Solar panels and systems are gaining popularity for their financial and environmental benefits. A 2020 analysis showed that installations, such as rooftop panels, had nearly quadrupled since 2016 and accounted for nearly a tenth of Georgia’s solar power, or 3% of net electricity generation in the state of Georgia.
Solar panels are not without costs, however. A FOX 5 I-Team survey showed how Georgia sales reps can sometimes paint an unrealistic picture of home solar power.
The Consumer Protection Division of the Georgian Ministry of Law offers advice to Georgian consumers and businesses to avoid unfair and deceptive practices.
When it comes to buying a solar panel, don’t be afraid to ask questions and check with state and local consumer protection agencies for information on system vendors.
What is a photovoltaic system?
Photovoltaics, also known as PV, gets its name from the photovoltaic effect – the process of converting light into electricity.
Using these systems in your home means you buy less voltage from power companies.
What is concentrated solar power?
Concentrating solar power technology is not intended for residential use and primarily powers large power plants.
How much energy do solar panels save?
The Department of Energy estimates that solar panels can supply about 40% of a home’s energy, depending on the house.
PVWatts is an app that helps homeowners compare the cost of solar power to utility bills.
If you are trying to decide if solar panels will save you energy in the long term, optimize your current energy consumption and reduce your home’s electricity consumption with energy efficient appliances and weather insulation.
What are the incentives for solar panel owners in Georgia?
The State Renewable Energy and Efficiency Incentives Database (DSIRE) provides a comprehensive and up-to-date summary of tax credits or financial incentives for solar use.
There is a federal tax credit of 26%, which you recover directly from your taxes. This credit drops to 22% for systems installed in 2023. You can only get this full credit if you pay that much in federal taxes that year.
You may be able to sell Renewable Energy Certificates, or RECs, which provide proof of how much energy you produce.
There are renewable energy and energy efficiency incentive programs available in Georgia, according to the power company. Georgia Power, for example, offers several solar programs such as Community Solar, Simple Solar, Customer Renewable Supply Procurement, and Customer-Connected Solar Program. DSIRE shows several power companies, mostly in metro Atlanta, central or northern Georgia, with some sort of financial incentive program.
Not all power companies offer these programs. In Georgia, Georgia Power offers net metering, which pays you for excess electricity produced by your system. It does, however, have a limit of 5,000 households, which has already been reached, according to the I-Team.

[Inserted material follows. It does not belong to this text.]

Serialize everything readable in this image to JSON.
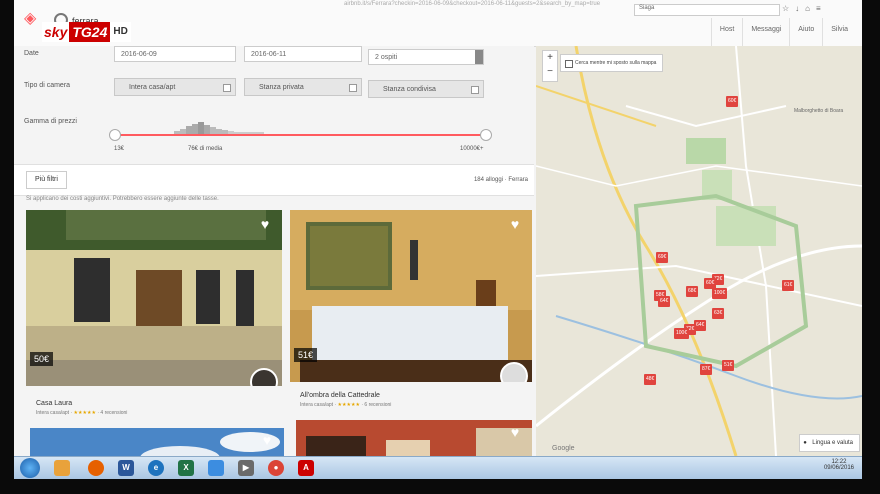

Contact your utility company to determine which programs and incentives you qualify for.
Choosing a Solar Panel Company
Research the company name online and register it with state and local consumer protection agencies.
Make sure the company has the necessary licenses, certificates, or bonds to legally install signs in Georgia.
Take multiple offers and quotes from companies.
Ask for details regarding warranties. Ask if an array is supposed to produce a certain amount of energy.
If you rent a system or sign a power purchase agreement, read how long the contract lasts and how much you pay per month. Find out if the contract affects if and how you sell your home.
Consult a third party when it comes to promises of sale.
Additional solar panel costs
In addition to the cost of the grid, you may have to pay the full cost of installation, building permits or electricity and maintenance.
The Office of Energy Efficiency and Renewable Energy says these “soft costs,” the non-material expenses of solar panels, don’t go down as much as the material costs. These expenses can represent up to 64% of the overall price of a solar energy system.
Equipment may be covered by a manufacturer’s warranty, and sellers may offer maintenance. If not, expect to pay for yourself or someone else to maintain the panels by repairing or replacing components and cleaning them.
What factors make a house unsuitable for solar panels?
Panels are designed to work anywhere, but tree cover can make a roof a less than ideal sport for panels.
The age and pitch of your roof can also be taken into account. The Department of Energy recommends a roof pitch between 15 and 40 degrees.
If there is no suitable place in the house for solar panels, or if you do not own the house you live in, community solar power is an option. Community solar energy installs panels offsite and residents share the energy produced by the solar panel.